With any job, work hours must be regulated to keep employees from overworking and keep employers from overworking them. When it comes to pilot work hours, it is critical that enough guidelines and rules are put in place to keep both pilots and the public safe.
Over the course of the past decades of aviation advancement, the Federal Aviation Administration, or the FAA, has continually evaluated and determined rules and regulations designed to address safety concerns, with a top priority on workable hours and pilot fatigue. In 2011, the FAA passed new rules adjusting the standards applied to domestic and international flights and scheduled and unscheduled flights. New guidelines eliminate distinctions between flights and enforce regulations on all flights. Airlines were given two years to implement the change with the requirements becoming effective in early 2014.
To deter fatigued pilots from flying, the FAA determined the definition for fatigue and set guidelines for how pilots are expected to rest and conclusively decided acceptable pilot flight times. Before we get to the rules and regulations, let’s define fatigue. According to the FAA, fatigue is a general lack of alertness and degradation in mental and physical performance. Fatigue could result in a pilot falling asleep during the flight or could impact readiness when landing.

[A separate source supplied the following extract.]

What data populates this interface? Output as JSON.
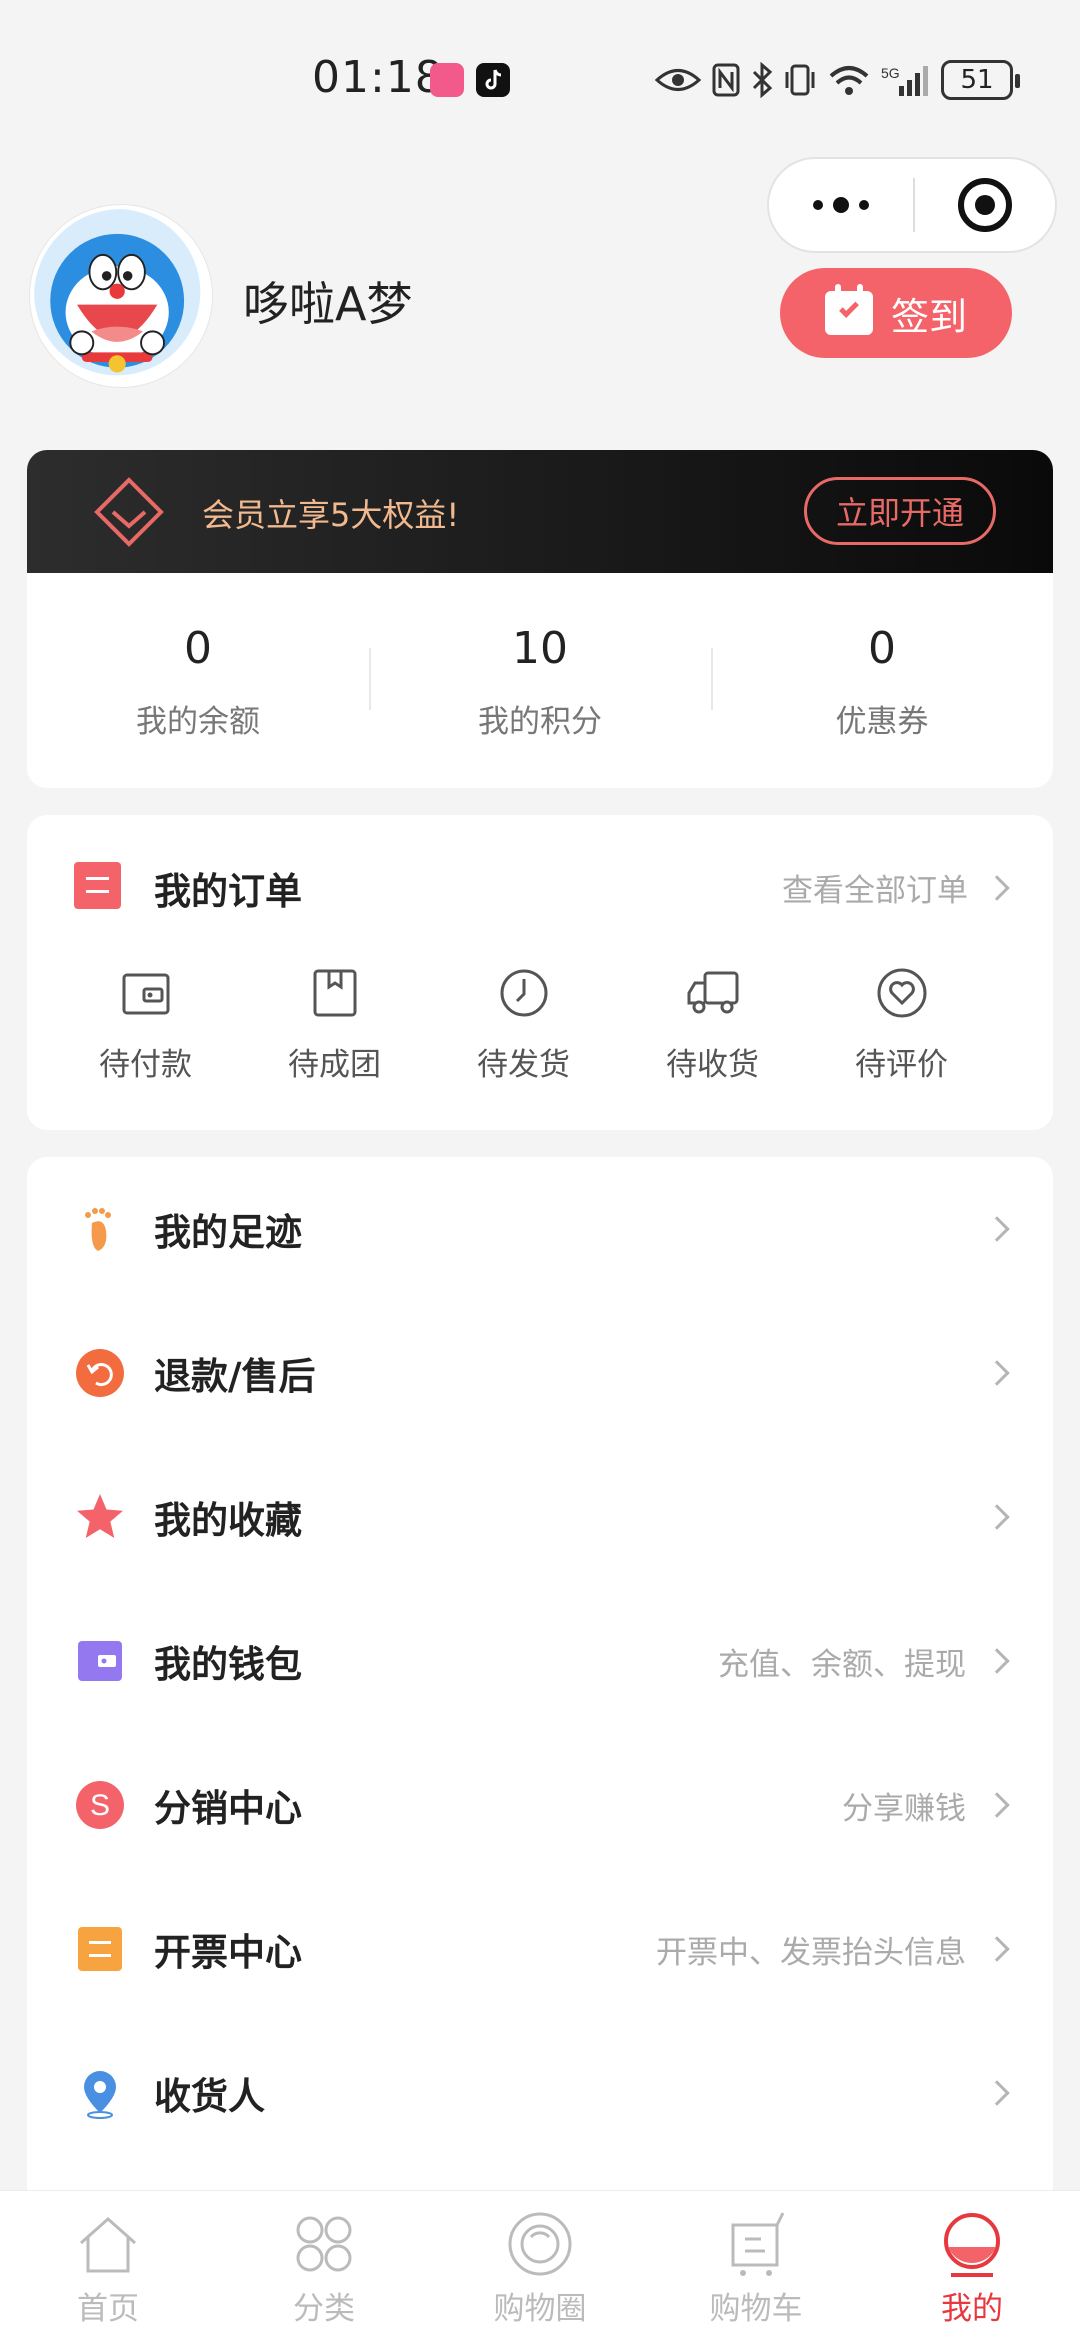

In the 2011 proposal, the FAA set a nine-hour minimum for rest before flying related duty, one hour more than previously determined. The proposal also reduced duty time from 16 hour periods to 13 hour periods between rest. Here are a few changes to the FAA proposal made for pilot’s working hours and flight time.
- Weekly Flight Time – Before the 2011 proposal, pilots were given 24 hours free from all duty on a weekly basis. After the proposal, pilots were given a 25% increase to 30 hours off per week.
- Monthly Flight Time – Prior to 2011, a pilot could work a maximum of 100-hours in a 30 day period. After the changes, pilots could work a maximum of 100-hours in 28 days.
- Yearly Flight Time – The new rules changed the maximum limit of hours in a calendar year for domestic flights to apply to all types of operations making pilots limited to 1,000 hours per 365 days.